(NEXSTAR) – President Biden has not only delayed student loan payments for another few months but he’s also given some borrowers a bit of ‘forgiveness.’ The U.S. Department of Education described the additional pause as a good way for borrowers to plan for payments to begin again, which can help reduce “the risk of delinquency and defaults after restart.” For those who have already been impacted by delinquency and default, there’s an added bonus – you’re getting a “fresh start.”
Biden’s pause includes millions of federal loan borrowers having their delinquent or default status erased, allowing them to “reenter repayment in good standing,” the Education Department explained in a Wednesday release.
What does it mean to be delinquent and in default?
If you are just one day late on making a payment on your student loans, your loan becomes past due, otherwise known as delinquent, according to the Federal Student Aid Office. Until you pay that past due amount – or you make an arrangement like entering deferment or forbearance, or change your repayment plan – you remain in delinquency.
Once you’re delinquent for 90 days or more, your status is reported to three major national credit bureaus by your loan servicer. If you remain in delinquency, your loan may go into default (the exact time when your loan moves from delinquency to default depends on the loan you have).
There are many consequences of defaulting on your federal student loans, including the entire balance of your loan and interest that has accrued becoming immediately due; being taken to court; and losing the ability to choose a repayment plan, the Education Department explains.
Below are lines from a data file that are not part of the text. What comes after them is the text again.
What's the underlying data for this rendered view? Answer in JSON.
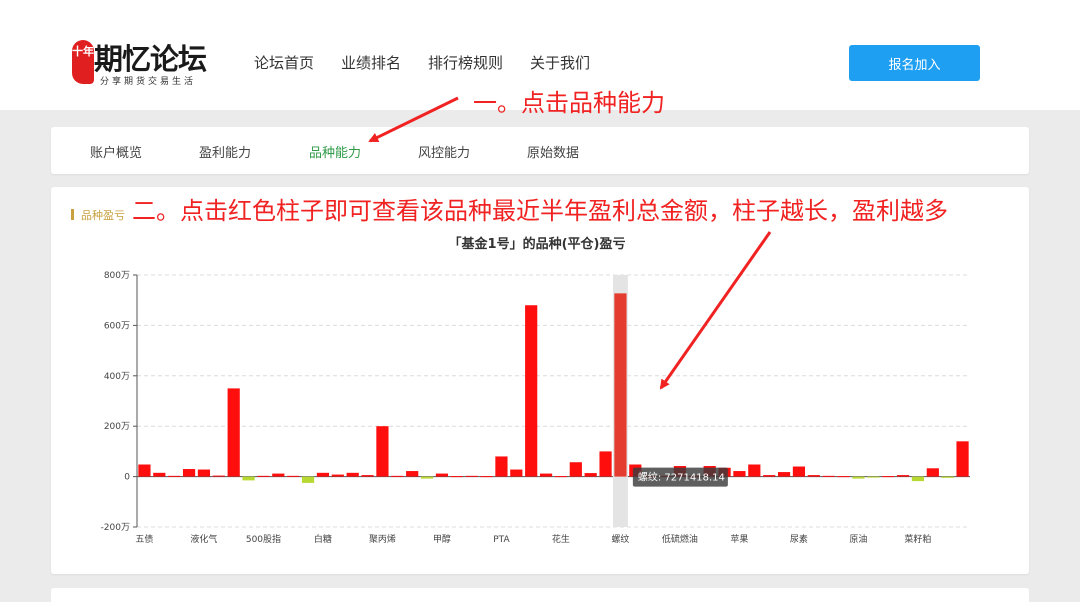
{
  "brand": {
    "seal": "十年",
    "name": "期忆论坛",
    "slogan": "分享期货交易生活"
  },
  "nav": [
    "论坛首页",
    "业绩排名",
    "排行榜规则",
    "关于我们"
  ],
  "join_button": "报名加入",
  "tabs": [
    {
      "label": "账户概览",
      "active": false
    },
    {
      "label": "盈利能力",
      "active": false
    },
    {
      "label": "品种能力",
      "active": true
    },
    {
      "label": "风控能力",
      "active": false
    },
    {
      "label": "原始数据",
      "active": false
    }
  ],
  "annotations": {
    "step1": "一。点击品种能力",
    "step2": "二。点击红色柱子即可查看该品种最近半年盈利总金额，柱子越长，盈利越多"
  },
  "section_title": "品种盈亏",
  "colors": {
    "profit": "#ff0e0e",
    "loss": "#b8d832",
    "highlight_bar": "#e43c2e",
    "accent": "#1e9ff2",
    "annotation": "#f02222"
  },
  "chart_data": {
    "type": "bar",
    "title": "「基金1号」的品种(平仓)盈亏",
    "ylim": [
      -200,
      800
    ],
    "y_ticks": [
      "800万",
      "600万",
      "400万",
      "200万",
      "0",
      "-200万"
    ],
    "y_tick_values": [
      800,
      600,
      400,
      200,
      0,
      -200
    ],
    "y_unit": "万",
    "grid": true,
    "x_labels": [
      {
        "index": 0,
        "label": "五债"
      },
      {
        "index": 4,
        "label": "液化气"
      },
      {
        "index": 8,
        "label": "500股指"
      },
      {
        "index": 12,
        "label": "白糖"
      },
      {
        "index": 16,
        "label": "聚丙烯"
      },
      {
        "index": 20,
        "label": "甲醇"
      },
      {
        "index": 24,
        "label": "PTA"
      },
      {
        "index": 28,
        "label": "花生"
      },
      {
        "index": 32,
        "label": "螺纹"
      },
      {
        "index": 36,
        "label": "低硫燃油"
      },
      {
        "index": 40,
        "label": "苹果"
      },
      {
        "index": 44,
        "label": "尿素"
      },
      {
        "index": 48,
        "label": "原油"
      },
      {
        "index": 52,
        "label": "菜籽粕"
      }
    ],
    "values": [
      48,
      15,
      3,
      30,
      28,
      4,
      350,
      -15,
      3,
      12,
      3,
      -25,
      15,
      8,
      15,
      6,
      200,
      3,
      22,
      -8,
      12,
      2,
      3,
      2,
      80,
      28,
      680,
      12,
      2,
      57,
      14,
      100,
      727.14,
      48,
      3,
      3,
      42,
      3,
      42,
      35,
      22,
      48,
      6,
      18,
      40,
      6,
      3,
      2,
      -8,
      -4,
      2,
      6,
      -18,
      33,
      -5,
      140
    ],
    "highlight_index": 32,
    "tooltip": "螺纹: 7271418.14"
  }
}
Some borrowers may also be subject to wage garnishment or the seizure of critical benefits like Social Security, according to Business Insider.
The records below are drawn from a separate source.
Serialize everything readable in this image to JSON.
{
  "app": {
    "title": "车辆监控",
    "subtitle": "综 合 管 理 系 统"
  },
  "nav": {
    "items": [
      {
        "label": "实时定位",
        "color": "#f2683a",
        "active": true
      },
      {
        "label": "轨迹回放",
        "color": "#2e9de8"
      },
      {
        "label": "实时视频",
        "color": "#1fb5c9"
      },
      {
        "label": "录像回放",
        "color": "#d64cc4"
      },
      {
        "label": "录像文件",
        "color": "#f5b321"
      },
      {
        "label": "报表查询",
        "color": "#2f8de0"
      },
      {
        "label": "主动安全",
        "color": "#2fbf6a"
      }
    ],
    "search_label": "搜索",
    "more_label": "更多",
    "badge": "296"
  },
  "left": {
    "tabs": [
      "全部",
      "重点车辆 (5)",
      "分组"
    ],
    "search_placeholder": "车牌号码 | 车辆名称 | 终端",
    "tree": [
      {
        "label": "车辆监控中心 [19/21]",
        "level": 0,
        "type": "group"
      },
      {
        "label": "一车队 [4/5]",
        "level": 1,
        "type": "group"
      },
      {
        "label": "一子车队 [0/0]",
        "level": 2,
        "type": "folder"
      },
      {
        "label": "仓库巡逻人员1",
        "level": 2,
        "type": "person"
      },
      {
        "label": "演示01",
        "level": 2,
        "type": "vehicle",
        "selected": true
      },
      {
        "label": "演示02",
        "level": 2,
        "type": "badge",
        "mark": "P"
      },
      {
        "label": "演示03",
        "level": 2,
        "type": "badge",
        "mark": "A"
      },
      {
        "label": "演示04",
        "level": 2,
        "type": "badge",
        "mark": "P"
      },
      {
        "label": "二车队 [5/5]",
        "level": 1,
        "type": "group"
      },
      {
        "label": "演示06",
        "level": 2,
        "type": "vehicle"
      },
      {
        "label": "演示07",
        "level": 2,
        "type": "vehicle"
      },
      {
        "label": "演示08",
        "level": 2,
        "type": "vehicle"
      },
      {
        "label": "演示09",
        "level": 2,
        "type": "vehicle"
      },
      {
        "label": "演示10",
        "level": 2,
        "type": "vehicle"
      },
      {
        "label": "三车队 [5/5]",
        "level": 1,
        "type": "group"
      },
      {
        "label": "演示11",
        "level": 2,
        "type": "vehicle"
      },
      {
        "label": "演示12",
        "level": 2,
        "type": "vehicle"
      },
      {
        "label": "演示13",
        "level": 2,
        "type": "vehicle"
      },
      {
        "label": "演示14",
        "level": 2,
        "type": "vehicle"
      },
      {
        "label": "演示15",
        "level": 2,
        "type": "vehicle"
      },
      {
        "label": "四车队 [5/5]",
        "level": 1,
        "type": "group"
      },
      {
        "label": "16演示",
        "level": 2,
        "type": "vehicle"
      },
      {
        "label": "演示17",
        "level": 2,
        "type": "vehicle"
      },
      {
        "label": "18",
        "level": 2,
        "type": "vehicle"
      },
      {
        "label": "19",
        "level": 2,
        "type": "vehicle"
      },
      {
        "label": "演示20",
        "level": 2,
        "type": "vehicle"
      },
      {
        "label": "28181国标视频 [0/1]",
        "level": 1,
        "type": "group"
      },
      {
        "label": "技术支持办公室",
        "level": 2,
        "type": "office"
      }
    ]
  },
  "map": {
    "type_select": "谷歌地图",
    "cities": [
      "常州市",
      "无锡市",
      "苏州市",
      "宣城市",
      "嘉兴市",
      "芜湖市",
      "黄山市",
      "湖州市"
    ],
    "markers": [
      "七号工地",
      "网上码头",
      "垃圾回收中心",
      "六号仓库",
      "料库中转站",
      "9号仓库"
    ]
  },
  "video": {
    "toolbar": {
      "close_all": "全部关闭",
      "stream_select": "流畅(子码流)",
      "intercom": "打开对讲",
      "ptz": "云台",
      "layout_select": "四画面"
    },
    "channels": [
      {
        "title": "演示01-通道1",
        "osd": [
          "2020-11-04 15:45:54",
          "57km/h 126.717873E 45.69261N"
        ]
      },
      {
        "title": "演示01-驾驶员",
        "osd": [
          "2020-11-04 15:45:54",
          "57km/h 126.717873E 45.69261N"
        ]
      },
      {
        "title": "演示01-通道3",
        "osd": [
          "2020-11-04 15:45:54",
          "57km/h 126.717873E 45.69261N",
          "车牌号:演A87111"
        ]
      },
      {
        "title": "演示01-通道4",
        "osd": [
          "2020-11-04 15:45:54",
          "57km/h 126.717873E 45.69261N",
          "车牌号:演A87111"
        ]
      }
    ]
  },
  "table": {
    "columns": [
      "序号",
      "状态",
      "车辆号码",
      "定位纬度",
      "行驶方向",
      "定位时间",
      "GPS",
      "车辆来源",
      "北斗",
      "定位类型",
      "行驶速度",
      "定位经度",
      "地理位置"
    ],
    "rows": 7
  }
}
How many people are impacted?
More than 7 million borrowers are in default on their federal student loans, according to Politico, which first reported the Education Department was considering the “fresh start” plan in October.
Even though borrowers in default will now have that status removed – there’s no clear timeline on when exactly that status will change for individuals – some may still miss payments when the pause lifts in September.
In late March, an analysis found 7.8 million borrowers – nearly one in three – were at high risk of missing loan payments if the pause ended in May. Authors of the analysis assigned borrowers to this group of “possible strugglers” if they were delinquent or in default on any loan during 2019 (the year before the pause); were in default on loans that were ineligible for the pause; if a new collection or bankruptcy appeared on their credit report during the pause; or if their most recent credit score was considered “deep subprime,” meaning it had fallen below 580.
“During the pause, we will continue our preparations to give borrowers a fresh start and to ensure that all borrowers have access to repayment plans that meet their financial situations and needs,” U.S. Secretary of Education Miguel Cardona said in a statement.
What about actual student loan forgiveness?
Before Biden announced the fourth freeze on student loans, 96 lawmakers – 21 Senators and 75 members of the House – called on him to “cancel student debt now,” saying it would “provide long-term benefits to individuals and the economy, helping families buy their first homes, open a small business, or invest in their retirement. More broadly, canceling student debt would add tens of billions of dollars in GDP growth.”
During his campaign, Biden supported forgiving at least $10,000 in federal student loans per person but didn’t mention any cancellation in his statement on the latest pause. But, Education Secretary Cardona recently told NPR that “the conversations around loan forgiveness continue to happen.”
There is, however, confusion regarding Biden’s power to cancel student loans. House Speaker Nancy Pelosi has said he lacks legal authority, instead commenting “That would be an act of Congress.” Senate Majority Leader Chuck Schumer, on the other hand, has argued Biden could do it under the same legal provision Trump used to delay payments and interest accrual at the start of the pandemic, The Hill reports.
Earlier this year, White House Press Secretary Jen Psaki said, “We’re still looking at administrative options, but Congress can also send the president a bill that would provide $10,000 in debt relief, and he’d be happy to sign that bill.”
According to The Hill, Biden requested a memo from the Department of Education on his authority to forgive student debt through an executive order a year ago, but the administration hasn’t announced whether that memo is complete.
Still, there are thousands of Americans already eligible for some student loan forgiveness through various federal programs. That includes those working in specific industries and nearly 100,000 impacted by changes to the Public Service Loan Forgiveness program.